Well, we never referred to my grandmother that way, and we had wonderful aunts and uncles and cousins from Up North to came to visit us...and my grandmother learned to talk with a southern accent.

Halcyon said...

Wow! What a neat story. And a cute little house. I do love the picket fence.

Your EG Tour Guide said...

You know so much about your Grandmother's past and that's wonderful! How great that you have a photo of the house she lived in.

Jacob said...

Wow, how neat is that? Fantastic!

Jim said...

I love you have all of that family history. My Grandparents also came from Ohio, but they never talked about growing up.

Kathleen said...

Yes I have been called "Yankee Wife" by a few of my husbands family members..(inlaws) LOL

I love the house and best of all the picket fence.I wish my hubby would agree on one!
Do you have in inside photos?
I can remember my grandmothers house and even the color of her scratchy couch.I think it was made of wool! :)

Rambling Round said...

Kathleen, Sorry, there were no interior photos that I could find, but she did have photos of the flooding Alabama River, the Kenan's Mill dam and cotton fields. I imagine that cotton was a novelty to them!
I was able to learn so much, because my family and grandmother lived in the same house (not this one) in another town when I was growing up. Precious memories!

Lucy B said...

What a wonderful family story. Where did they move to?

bfarr said...

Nice bit of family history. Cute house. Yankee's aren't all bad : )

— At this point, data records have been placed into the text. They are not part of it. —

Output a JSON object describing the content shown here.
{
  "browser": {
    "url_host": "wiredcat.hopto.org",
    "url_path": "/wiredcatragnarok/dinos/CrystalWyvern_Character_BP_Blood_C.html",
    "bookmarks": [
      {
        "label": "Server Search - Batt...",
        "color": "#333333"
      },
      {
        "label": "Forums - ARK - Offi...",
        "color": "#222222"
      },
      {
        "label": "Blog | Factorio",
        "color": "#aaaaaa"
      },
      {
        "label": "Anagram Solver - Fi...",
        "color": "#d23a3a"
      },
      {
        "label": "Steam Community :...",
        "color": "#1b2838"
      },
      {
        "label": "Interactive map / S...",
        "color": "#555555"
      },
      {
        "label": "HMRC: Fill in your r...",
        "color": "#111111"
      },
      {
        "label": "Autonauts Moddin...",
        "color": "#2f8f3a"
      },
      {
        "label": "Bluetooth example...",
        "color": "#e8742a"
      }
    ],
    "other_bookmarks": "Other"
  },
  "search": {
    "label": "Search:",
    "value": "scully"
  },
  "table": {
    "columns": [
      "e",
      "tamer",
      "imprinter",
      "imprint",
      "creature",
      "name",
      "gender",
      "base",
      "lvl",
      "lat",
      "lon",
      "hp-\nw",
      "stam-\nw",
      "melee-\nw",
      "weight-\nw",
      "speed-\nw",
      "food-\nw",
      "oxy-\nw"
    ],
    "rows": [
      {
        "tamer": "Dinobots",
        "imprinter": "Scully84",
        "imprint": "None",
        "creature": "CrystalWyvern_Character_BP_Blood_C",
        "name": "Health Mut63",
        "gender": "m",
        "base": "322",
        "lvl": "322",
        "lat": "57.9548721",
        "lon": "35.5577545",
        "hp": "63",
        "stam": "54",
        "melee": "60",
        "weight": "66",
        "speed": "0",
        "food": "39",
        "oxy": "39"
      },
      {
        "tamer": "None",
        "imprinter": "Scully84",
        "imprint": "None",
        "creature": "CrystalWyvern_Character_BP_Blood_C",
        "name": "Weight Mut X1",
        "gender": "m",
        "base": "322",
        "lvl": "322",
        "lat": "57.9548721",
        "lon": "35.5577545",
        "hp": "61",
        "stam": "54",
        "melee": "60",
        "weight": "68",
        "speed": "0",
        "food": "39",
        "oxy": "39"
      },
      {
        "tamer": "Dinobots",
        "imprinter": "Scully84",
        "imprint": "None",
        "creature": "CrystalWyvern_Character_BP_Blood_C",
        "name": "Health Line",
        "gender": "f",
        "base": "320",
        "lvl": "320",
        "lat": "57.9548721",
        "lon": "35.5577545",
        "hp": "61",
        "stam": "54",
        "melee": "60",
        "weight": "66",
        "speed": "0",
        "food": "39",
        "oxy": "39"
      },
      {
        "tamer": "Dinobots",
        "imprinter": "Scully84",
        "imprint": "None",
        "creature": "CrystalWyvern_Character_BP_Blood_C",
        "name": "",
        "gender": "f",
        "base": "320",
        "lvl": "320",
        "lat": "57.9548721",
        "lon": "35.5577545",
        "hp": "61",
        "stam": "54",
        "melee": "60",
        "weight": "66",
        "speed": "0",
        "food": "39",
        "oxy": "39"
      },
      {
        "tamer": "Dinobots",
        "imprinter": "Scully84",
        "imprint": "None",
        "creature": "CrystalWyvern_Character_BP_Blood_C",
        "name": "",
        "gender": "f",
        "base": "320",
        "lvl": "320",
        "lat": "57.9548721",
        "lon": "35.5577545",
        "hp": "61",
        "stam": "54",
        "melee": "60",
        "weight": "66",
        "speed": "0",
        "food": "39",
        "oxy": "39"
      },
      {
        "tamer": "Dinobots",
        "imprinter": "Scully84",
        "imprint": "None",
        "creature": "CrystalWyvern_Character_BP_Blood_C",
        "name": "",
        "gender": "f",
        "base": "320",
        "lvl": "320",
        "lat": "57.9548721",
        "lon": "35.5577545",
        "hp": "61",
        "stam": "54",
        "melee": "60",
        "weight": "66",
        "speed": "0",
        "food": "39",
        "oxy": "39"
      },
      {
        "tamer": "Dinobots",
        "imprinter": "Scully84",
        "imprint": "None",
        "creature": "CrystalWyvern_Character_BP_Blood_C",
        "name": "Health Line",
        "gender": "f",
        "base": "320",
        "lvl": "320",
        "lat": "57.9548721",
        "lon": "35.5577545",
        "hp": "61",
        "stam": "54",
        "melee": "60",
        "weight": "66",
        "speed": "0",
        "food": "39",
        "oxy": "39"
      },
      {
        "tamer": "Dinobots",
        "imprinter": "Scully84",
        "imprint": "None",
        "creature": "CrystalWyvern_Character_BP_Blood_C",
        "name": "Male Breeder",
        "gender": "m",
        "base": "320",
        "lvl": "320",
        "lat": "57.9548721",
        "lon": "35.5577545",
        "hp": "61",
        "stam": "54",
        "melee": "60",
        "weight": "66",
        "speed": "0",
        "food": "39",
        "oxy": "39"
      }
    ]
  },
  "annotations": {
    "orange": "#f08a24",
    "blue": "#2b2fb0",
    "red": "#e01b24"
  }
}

Rambling Round said...

Hi Lucy, They moved to Marengo County, then Hale County.

D said...

It's cool that you have so much detail in your family's history. Great post.